Continue filling the container around your plant’s roots and add more soil if necessary until it is sitting at the desired height for you to top dress with decorative pebbles or moss.

Step Six: Add a Top Dressing

Add your top dressing of decorative pebbles, gravel, moss, or any other materials you like on top of the soil around your plant.

This makes for a nice finishing touch and will help camouflage any excess dirt or debris that may have fallen out during planting.

Step Seven: Don’t Water

Let your succulent sit for several days before watering it to allow the roots to settle and heal. 

After a couple of days, you can move on to watering your succulent as usual – but make sure the water drains freely from its base and doesn’t pool inside.

Water only when the soil begins to feel dry or begins to crack open on the top, which means it needs more moisture. If this happens, give your plant several hours in

Step Eight: Provide Bright Indirect Sunlight

Place your succulents in bright, indirect sunlight where they will receive some direct sunlight but are shaded from the harshest rays of the sun.

Succulents prefer bright light, so place them next to a window with filtered sunlight when in doubt.

Step Nine: Provide Proper Care

Continue following your succulent care guidelines and water it about once a week or so, depending on how quickly its soil dries out.
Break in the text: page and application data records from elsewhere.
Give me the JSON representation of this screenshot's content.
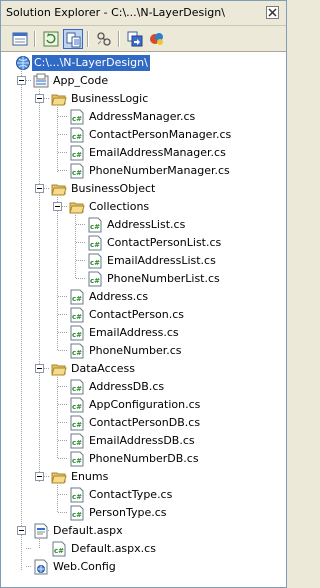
{
  "window": {
    "title": "Solution Explorer - C:\\...\\N-LayerDesign\\"
  },
  "toolbar": {
    "buttons": [
      {
        "name": "properties-icon"
      },
      {
        "name": "show-all-files-icon"
      },
      {
        "name": "refresh-icon"
      },
      {
        "name": "nest-related-files-icon"
      },
      {
        "name": "copy-website-icon"
      },
      {
        "name": "asp-net-configuration-icon"
      }
    ]
  },
  "tree": {
    "root": "C:\\...\\N-LayerDesign\\",
    "app_code": "App_Code",
    "business_logic": {
      "label": "BusinessLogic",
      "files": [
        "AddressManager.cs",
        "ContactPersonManager.cs",
        "EmailAddressManager.cs",
        "PhoneNumberManager.cs"
      ]
    },
    "business_object": {
      "label": "BusinessObject",
      "collections": {
        "label": "Collections",
        "files": [
          "AddressList.cs",
          "ContactPersonList.cs",
          "EmailAddressList.cs",
          "PhoneNumberList.cs"
        ]
      },
      "files": [
        "Address.cs",
        "ContactPerson.cs",
        "EmailAddress.cs",
        "PhoneNumber.cs"
      ]
    },
    "data_access": {
      "label": "DataAccess",
      "files": [
        "AddressDB.cs",
        "AppConfiguration.cs",
        "ContactPersonDB.cs",
        "EmailAddressDB.cs",
        "PhoneNumberDB.cs"
      ]
    },
    "enums": {
      "label": "Enums",
      "files": [
        "ContactType.cs",
        "PersonType.cs"
      ]
    },
    "default_aspx": "Default.aspx",
    "default_aspx_cs": "Default.aspx.cs",
    "web_config": "Web.Config"
  }
}
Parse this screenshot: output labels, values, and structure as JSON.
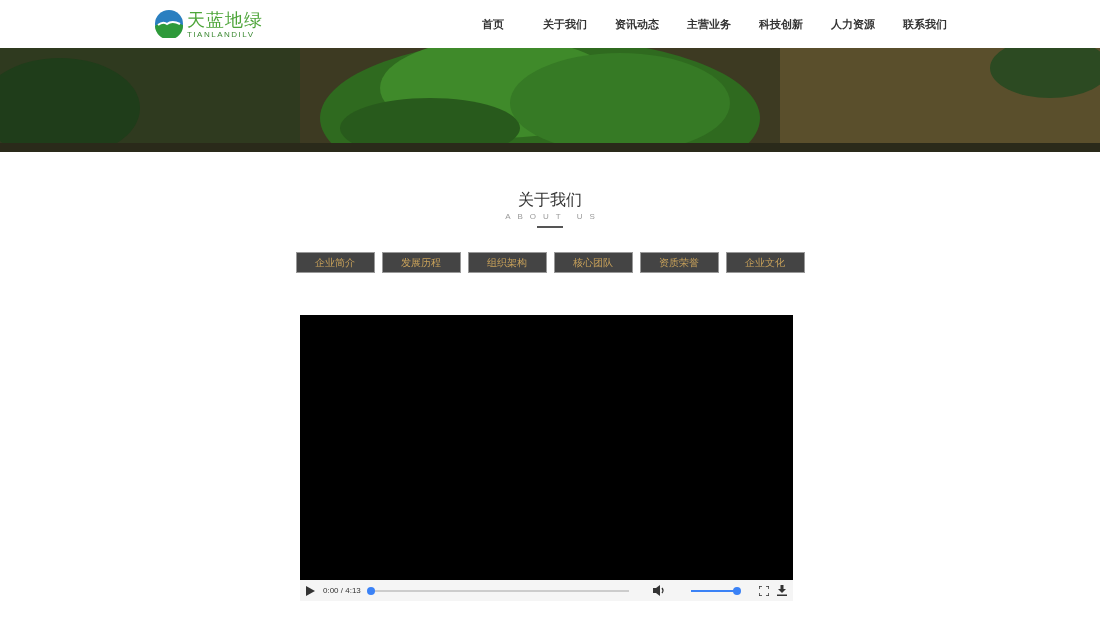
{
  "logo": {
    "name": "天蓝地绿",
    "subtitle": "TIANLANDILV"
  },
  "nav": [
    {
      "label": "首页"
    },
    {
      "label": "关于我们"
    },
    {
      "label": "资讯动态"
    },
    {
      "label": "主营业务"
    },
    {
      "label": "科技创新"
    },
    {
      "label": "人力资源"
    },
    {
      "label": "联系我们"
    }
  ],
  "section": {
    "title": "关于我们",
    "subtitle": "ABOUT US"
  },
  "tabs": [
    {
      "label": "企业简介",
      "selected": false
    },
    {
      "label": "发展历程",
      "selected": false
    },
    {
      "label": "组织架构",
      "selected": false
    },
    {
      "label": "核心团队",
      "selected": false
    },
    {
      "label": "资质荣誉",
      "selected": false
    },
    {
      "label": "企业文化",
      "selected": false
    }
  ],
  "video": {
    "time": "0:00 / 4:13",
    "progress": {
      "level": 0.01
    },
    "volume": {
      "level": 1
    }
  }
}
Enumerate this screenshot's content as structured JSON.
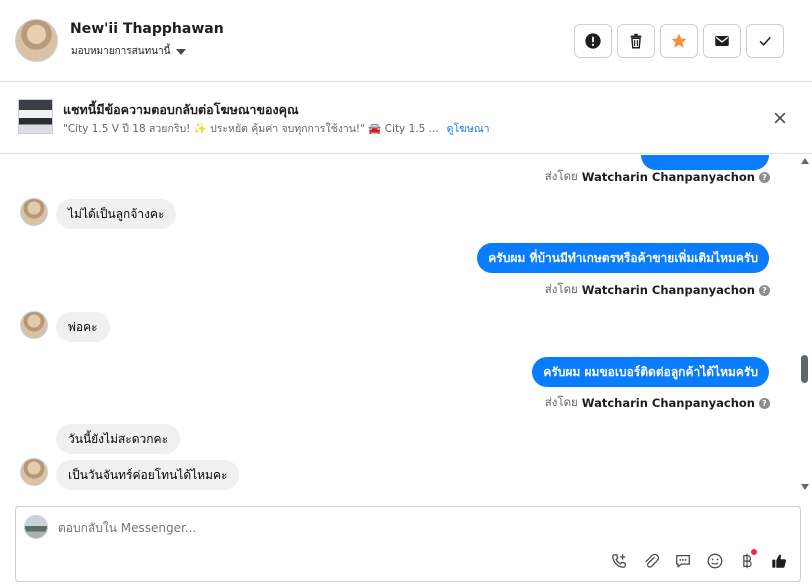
{
  "header": {
    "contact_name": "New'ii Thapphawan",
    "assign_label": "มอบหมายการสนทนานี้",
    "actions": [
      {
        "name": "spam",
        "icon": "alert-circle-icon"
      },
      {
        "name": "delete",
        "icon": "trash-icon"
      },
      {
        "name": "star",
        "icon": "star-icon"
      },
      {
        "name": "mark-unread",
        "icon": "envelope-icon"
      },
      {
        "name": "done",
        "icon": "checkmark-icon"
      }
    ]
  },
  "ad_banner": {
    "title": "แชทนี้มีข้อความตอบกลับต่อโฆษณาของคุณ",
    "subtitle": "\"City 1.5 V ปี 18 สวยกริบ! ✨ ประหยัด คุ้มค่า จบทุกการใช้งาน!\" 🚘 City 1.5 ...",
    "link": "ดูโฆษณา"
  },
  "messages": [
    {
      "direction": "out",
      "text": "",
      "sent_by_label": "ส่งโดย",
      "sender": "Watcharin Chanpanyachon"
    },
    {
      "direction": "in",
      "text": "ไม่ได้เป็นลูกจ้างคะ"
    },
    {
      "direction": "out",
      "text": "ครับผม ที่บ้านมีทำเกษตรหรือค้าขายเพิ่มเติมไหมครับ",
      "sent_by_label": "ส่งโดย",
      "sender": "Watcharin Chanpanyachon"
    },
    {
      "direction": "in",
      "text": "พ่อคะ"
    },
    {
      "direction": "out",
      "text": "ครับผม ผมขอเบอร์ติดต่อลูกค้าได้ไหมครับ",
      "sent_by_label": "ส่งโดย",
      "sender": "Watcharin Chanpanyachon"
    },
    {
      "direction": "in",
      "text": "วันนี้ยังไม่สะดวกคะ"
    },
    {
      "direction": "in",
      "text": "เป็นวันจันทร์ค่อยโทนได้ไหมคะ"
    }
  ],
  "composer": {
    "placeholder": "ตอบกลับใน Messenger...",
    "tools": [
      "phone-plus-icon",
      "paperclip-icon",
      "saved-reply-icon",
      "emoji-icon",
      "baht-icon",
      "thumbs-up-icon"
    ]
  },
  "colors": {
    "accent": "#0a7cff",
    "incoming_bubble": "#f0f0f0",
    "star": "#f7923b",
    "notification_dot": "#f02849"
  }
}
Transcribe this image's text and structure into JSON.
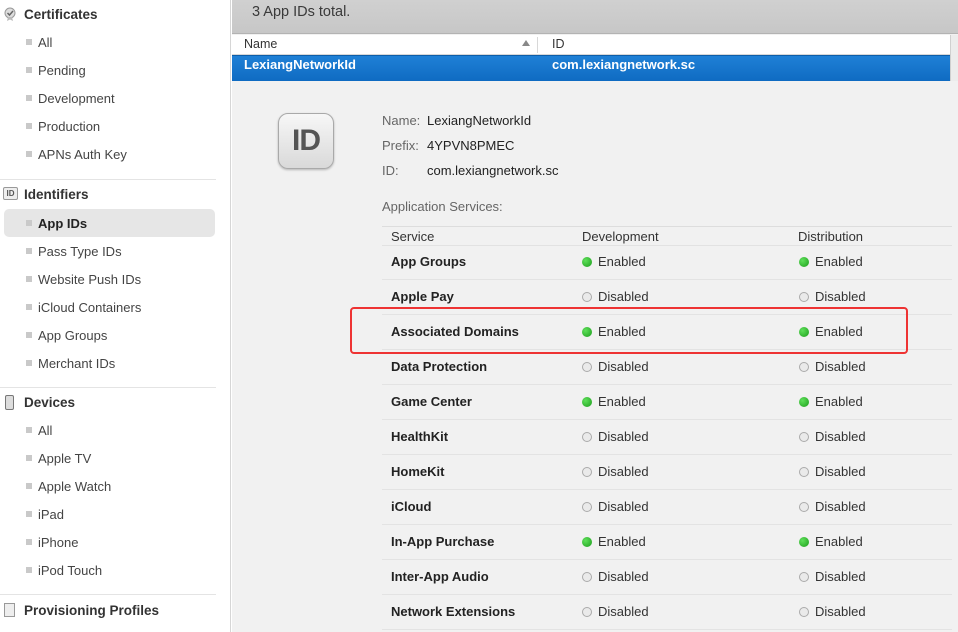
{
  "sidebar": {
    "certificates": {
      "title": "Certificates",
      "items": [
        "All",
        "Pending",
        "Development",
        "Production",
        "APNs Auth Key"
      ]
    },
    "identifiers": {
      "title": "Identifiers",
      "icon_text": "ID",
      "items": [
        "App IDs",
        "Pass Type IDs",
        "Website Push IDs",
        "iCloud Containers",
        "App Groups",
        "Merchant IDs"
      ],
      "active": "App IDs"
    },
    "devices": {
      "title": "Devices",
      "items": [
        "All",
        "Apple TV",
        "Apple Watch",
        "iPad",
        "iPhone",
        "iPod Touch"
      ]
    },
    "profiles": {
      "title": "Provisioning Profiles"
    }
  },
  "main": {
    "total_text": "3  App IDs total.",
    "columns": {
      "name": "Name",
      "id": "ID"
    },
    "selected_row": {
      "name": "LexiangNetworkId",
      "id": "com.lexiangnetwork.sc"
    },
    "detail": {
      "icon_text": "ID",
      "name_label": "Name:",
      "name_value": "LexiangNetworkId",
      "prefix_label": "Prefix:",
      "prefix_value": "4YPVN8PMEC",
      "id_label": "ID:",
      "id_value": "com.lexiangnetwork.sc",
      "services_label": "Application Services:",
      "services_columns": {
        "service": "Service",
        "dev": "Development",
        "dist": "Distribution"
      },
      "services": [
        {
          "name": "App Groups",
          "dev": "Enabled",
          "dist": "Enabled"
        },
        {
          "name": "Apple Pay",
          "dev": "Disabled",
          "dist": "Disabled"
        },
        {
          "name": "Associated Domains",
          "dev": "Enabled",
          "dist": "Enabled"
        },
        {
          "name": "Data Protection",
          "dev": "Disabled",
          "dist": "Disabled"
        },
        {
          "name": "Game Center",
          "dev": "Enabled",
          "dist": "Enabled"
        },
        {
          "name": "HealthKit",
          "dev": "Disabled",
          "dist": "Disabled"
        },
        {
          "name": "HomeKit",
          "dev": "Disabled",
          "dist": "Disabled"
        },
        {
          "name": "iCloud",
          "dev": "Disabled",
          "dist": "Disabled"
        },
        {
          "name": "In-App Purchase",
          "dev": "Enabled",
          "dist": "Enabled"
        },
        {
          "name": "Inter-App Audio",
          "dev": "Disabled",
          "dist": "Disabled"
        },
        {
          "name": "Network Extensions",
          "dev": "Disabled",
          "dist": "Disabled"
        }
      ]
    }
  },
  "colors": {
    "selection": "#1576cc",
    "enabled": "#2fbf2b",
    "highlight": "#e33333"
  }
}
Ensure the drainage holes in your pot allow all excess liquid to flow through freely without pooling inside if you will not be watering it for a couple of days.

Step Ten: Enjoy Your Succulent Plant!

Enjoy your new succulent plant!

Make sure to give it lots of love and attention, but don’t overwater or underwater if you want the best results in future growth.

Your succulents should continue looking plump and healthy throughout their life cycle without too much maintenance required on your part.

How to Plant Multiple Succulents in One Pot

When planting multiple succulents in one pot, it is best to use similar varieties with the same growing conditions.

This way, they can grow and thrive together as a community, requiring less maintenance over time than having multiple succulents of different species all living inside the same container.

For example, planting an Echeveria and Graptopetalum succulent together will produce beautiful results as both have similar growing conditions and can survive alongside one another.

You should be able to find different types of succulents that do well-living side by side in the same pot, so you don’t need to worry about choosing multiple varieties from other species if this is your first time attempting such a feat.

Final Thoughts

Succulents are popular plants to have in a container garden or even inside the home.

They are easy to care for, low maintenance, and require very little water. Succulents can be used alone in a pot or mixed with other plants.

Remember to grow succulents in pots with holes in the bottom for drainage and add small rocks or pebbles before adding soil.

Succulents require very little care once they have been planted in a pot, so you should be able to enjoy them for a long time.